The difficulty in evaluating circumcision for homosexual populations, notes Gray, is that most studies do not carefully evaluate sexual practices. Although foreskin removal protects men engaged in anal intercourse (in the same manner as it benefits heterosexual men), "nothing about circumcision protects receptive men as the rectal area is exposed to HIV," Vermund says. The issue will likely remain unresolved until more data can be gathered from studies specifically designed to address the effects of circumcision on the various subgroups of homosexual men.
Current recommendations from the World Health Organization (WHO) in Geneva, Switzerland, call for large-scale circumcision campaigns in countries with high infection rates.
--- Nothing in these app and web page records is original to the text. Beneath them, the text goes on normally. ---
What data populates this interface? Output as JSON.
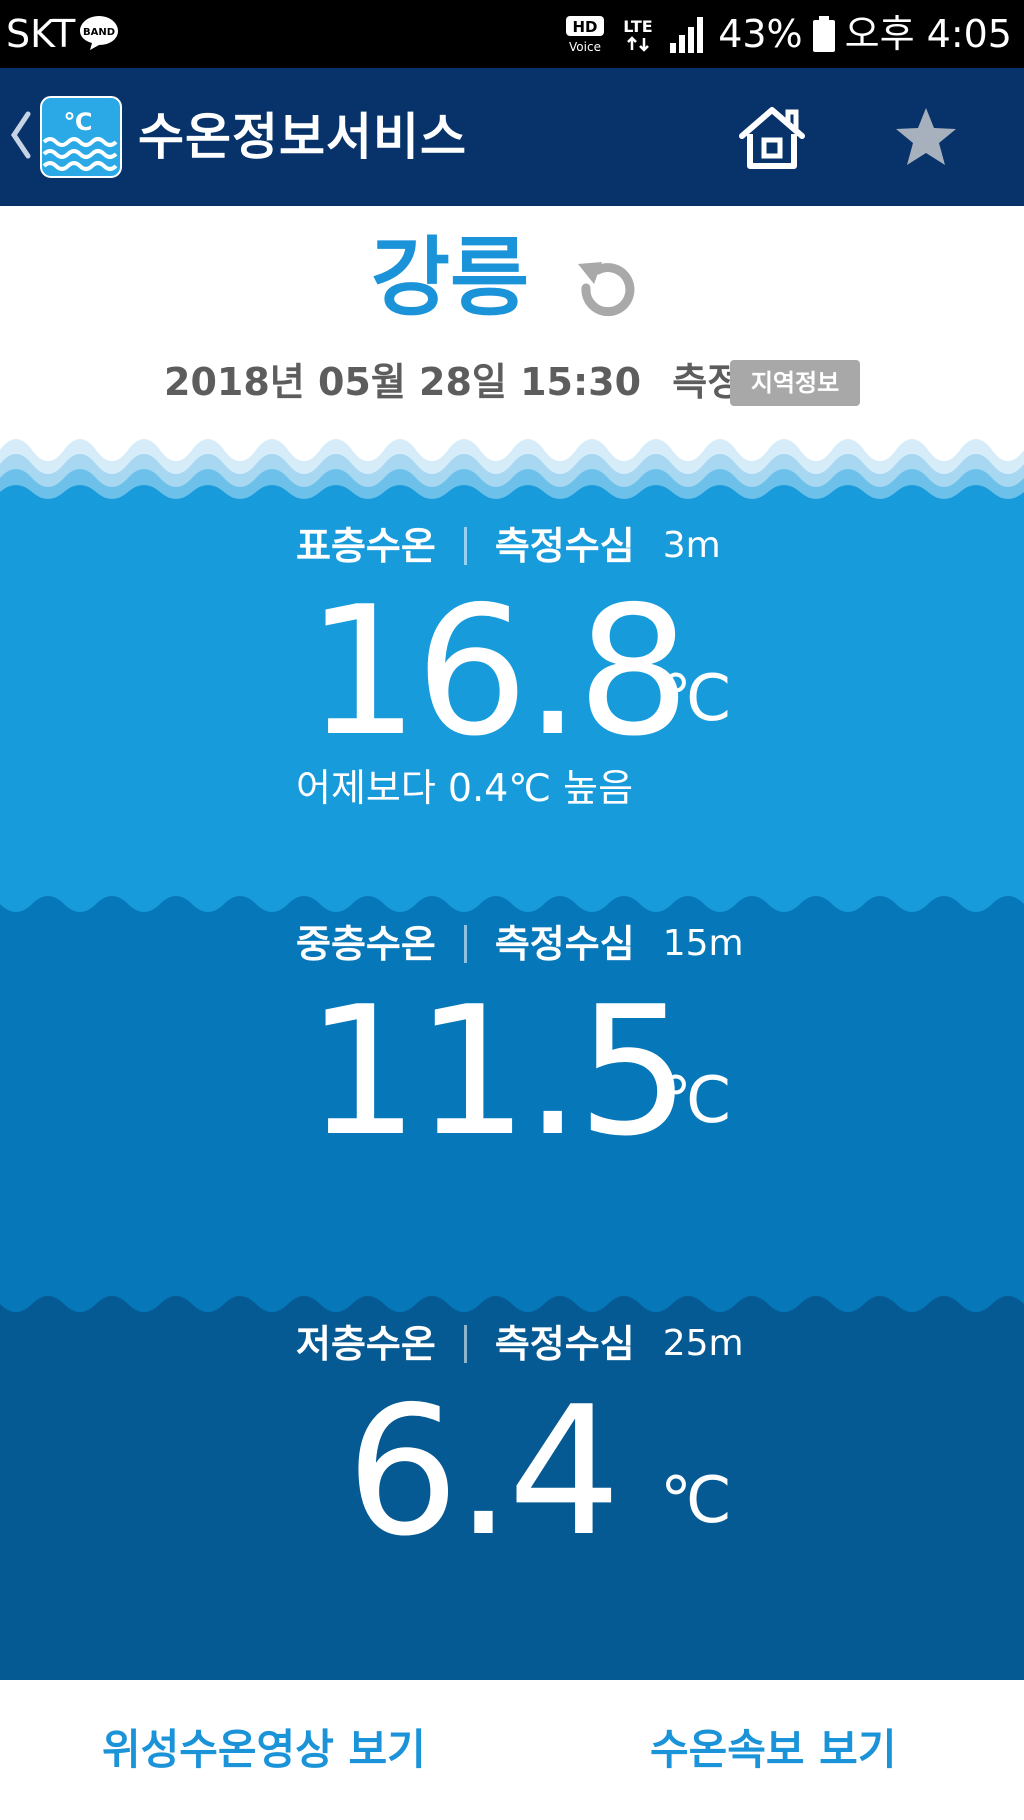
{
  "status_bar": {
    "carrier": "SKT",
    "band_badge": "BAND",
    "hd_label": "HD",
    "voice_label": "Voice",
    "network": "LTE",
    "battery": "43%",
    "time": "오후 4:05"
  },
  "app_bar": {
    "logo_unit": "℃",
    "title": "수온정보서비스",
    "icons": {
      "back": "chevron-left-icon",
      "home": "home-icon",
      "favorite": "star-icon"
    }
  },
  "header": {
    "location": "강릉",
    "measured_at": "2018년 05월 28일 15:30",
    "measured_suffix": "측정",
    "region_badge": "지역정보"
  },
  "layers": [
    {
      "name": "표층수온",
      "depth_label": "측정수심",
      "depth": "3m",
      "temp": "16.8",
      "unit": "℃",
      "compare": "어제보다 0.4℃ 높음"
    },
    {
      "name": "중층수온",
      "depth_label": "측정수심",
      "depth": "15m",
      "temp": "11.5",
      "unit": "℃"
    },
    {
      "name": "저층수온",
      "depth_label": "측정수심",
      "depth": "25m",
      "temp": "6.4",
      "unit": "℃"
    }
  ],
  "bottom_links": {
    "satellite": "위성수온영상 보기",
    "alert": "수온속보 보기"
  },
  "colors": {
    "app_bar": "#08336a",
    "accent": "#1a93d8",
    "surface": "#189bdb",
    "middle": "#0678b9",
    "bottom": "#065a93",
    "badge": "#a8a8a8"
  }
}
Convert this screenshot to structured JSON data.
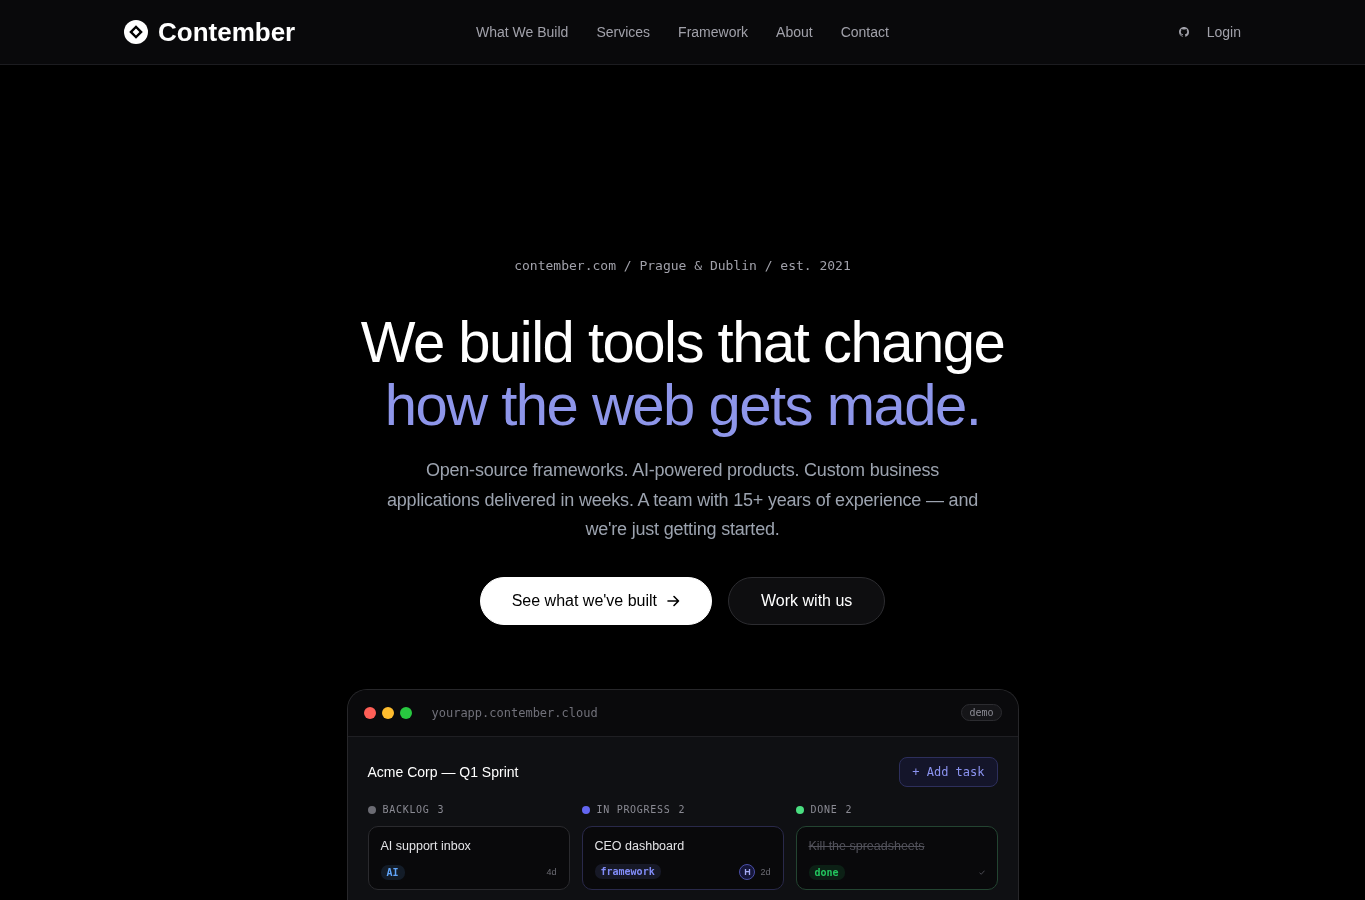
{
  "header": {
    "logo": "Contember",
    "nav": [
      "What We Build",
      "Services",
      "Framework",
      "About",
      "Contact"
    ],
    "login": "Login"
  },
  "hero": {
    "eyebrow": "contember.com / Prague & Dublin / est. 2021",
    "headline": {
      "text": "We build tools that change",
      "accent": "how the web gets made."
    },
    "subtitle": "Open-source frameworks. AI-powered products. Custom business applications delivered in weeks. A team with 15+ years of experience — and we're just getting started.",
    "buttons": [
      {
        "label": "See what we've built",
        "kind": "primary"
      },
      {
        "label": "Work with us",
        "kind": "secondary"
      }
    ]
  },
  "demo_window": {
    "traffic_lights": [
      {
        "color": "#ff5f57"
      },
      {
        "color": "#febc2e"
      },
      {
        "color": "#28c840"
      }
    ],
    "url": "yourapp.contember.cloud",
    "badge": "demo",
    "board_title": "Acme Corp — Q1 Sprint",
    "add_button": "+ Add task",
    "columns": [
      {
        "name": "BACKLOG",
        "count": "3",
        "color": "#6b6b73",
        "cards": [
          {
            "title": "AI support inbox",
            "tag": {
              "label": "AI",
              "color": "#60a5fa"
            },
            "age": "4d",
            "done": false
          }
        ]
      },
      {
        "name": "IN PROGRESS",
        "count": "2",
        "color": "#6366f1",
        "cards": [
          {
            "title": "CEO dashboard",
            "tag": {
              "label": "framework",
              "color": "#818cf8"
            },
            "assignee": "H",
            "age": "2d",
            "done": false
          }
        ]
      },
      {
        "name": "DONE",
        "count": "2",
        "color": "#4ade80",
        "cards": [
          {
            "title": "Kill the spreadsheets",
            "tag": {
              "label": "done",
              "color": "#22c55e"
            },
            "done": true
          }
        ]
      }
    ]
  }
}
For sub-Saharan Africa (where heterosexual sex is primarily responsible for the HIV epidemic), circumcision has the potential to dramatically reduce the toll of the virus, which WHO estimates of up to 5.7 million new infections and three million deaths averted over the next 20 years.
Fauci does not foresee a broad mandate for circumcising infants in the U.S., however, where the practice is already common. "Although circumcision could be beneficial," he says, "HIV is not a disease of the general population here."
Despite the protective effect of circumcision, condoms remain a key component of HIV prevention, because there is "no surgical way to remove all of the inner foreskin," cautions Roger Short, a reproductive biologist at the University of Melbourne in Australia.
In the future, alternatives to circumcision may become available for those men with social or religious objections to the practice. Estrogen creams have recently been proposed as their application sparks a rapid deposition of keratin in the foreskin. If the foreskin can be sufficiently reinforced with keratin to provide a barrier for the Langerhans cells, Short says, a weekly topical application of estrogen could augment or even replace circumcision. For now, however, researchers remain skeptical, as estrogen may also increase the number of HIV receptors on the surface of target cells.
The bottom line: circumcision protects heterosexual men from HIV acquisition via sexual intercourse with the greatest benefits accruing in developing nations that are hardest hit by the epidemic.